I looked into using symbolic links to map each folder (I'd previously dabbled with this when I installed a 2nd HDD on my 2008 aluminum MacBook, so iTunes and other folders could keep their files on the SSD (dubbed "Quickness"), while keeping my music on the new HDD ("Thickness")), but decided against it given that it can make recursive loops when listing folders.

Apparently a leading slash (e.g., "/index.html") starts to the root folder, but I couldn't figure out how to marry that with my local, editable copy. Thankfully, a friend saved me by mentioning that python has a super simple web server, appropriately named SimpleHTTPServer, so running

python -m SimpleHTTPServer
in my local copy gives me a fully functional local version at localhost:8000. Problem solved.

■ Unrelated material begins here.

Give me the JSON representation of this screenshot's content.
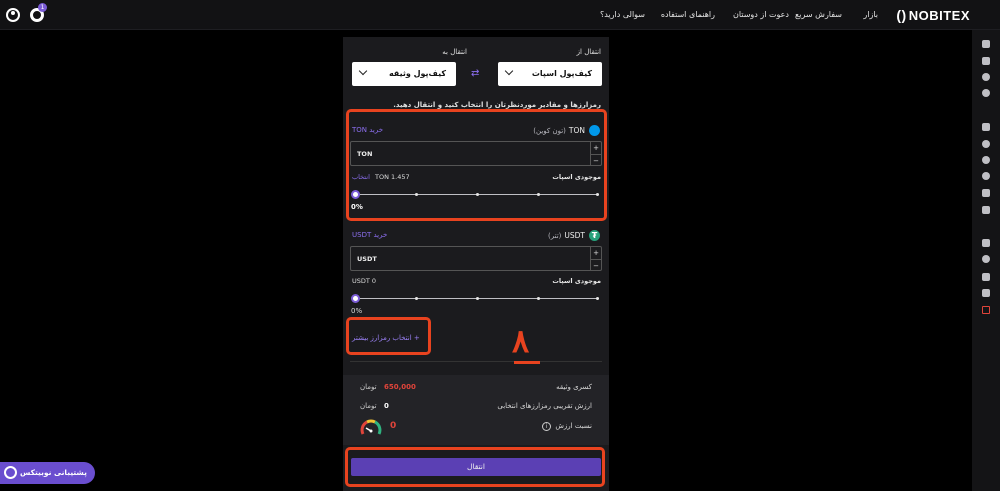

Cross-page consistency

Lastly, I now have to keep multiple pages up to date. Since I'm not using any backend system for content management (though will definitely look into it as I write more), I was nervous about updating 10 pages every time I wrote a new blog post. I thought about scripting it with a cross-folder "find-replace", but got a little scared by that proposition.

To be honest, I'm not sure what the proper solution is here. The fix I've gone with is maintaining a central "navbar.html" file (and footer), and loading that with Javascript (JQuery?) at the top of each page. It seems to work, but obviously fails if javascript isn't enabled. If you do know the right answer, feel free to email me, and I'll plug it in.

Anyway, enjoy my blog. Sorry this post doesn't have any tools attached, just figured I'd chronicle my misadventures in getting the site made. As always, lemme know if it helps, or email me what I did wrong.

Parting Thoughts

  • I figure it's best practice to list open issues and try to jot down a few next steps, so I'll be including this on all my posts
  • I need to take some time to replace all the pictures from the template, but haven't come up with a unifying theme. Just gonna browse unsplash.com to find those. Expect nature
  • Install a tool to manage my content so I can just write it in markup and not mess with the HTML directly
  • Write a random function to pull up a random post
  • Change the CSS for Parting Thoughts to turn them into checklists with checkable boxes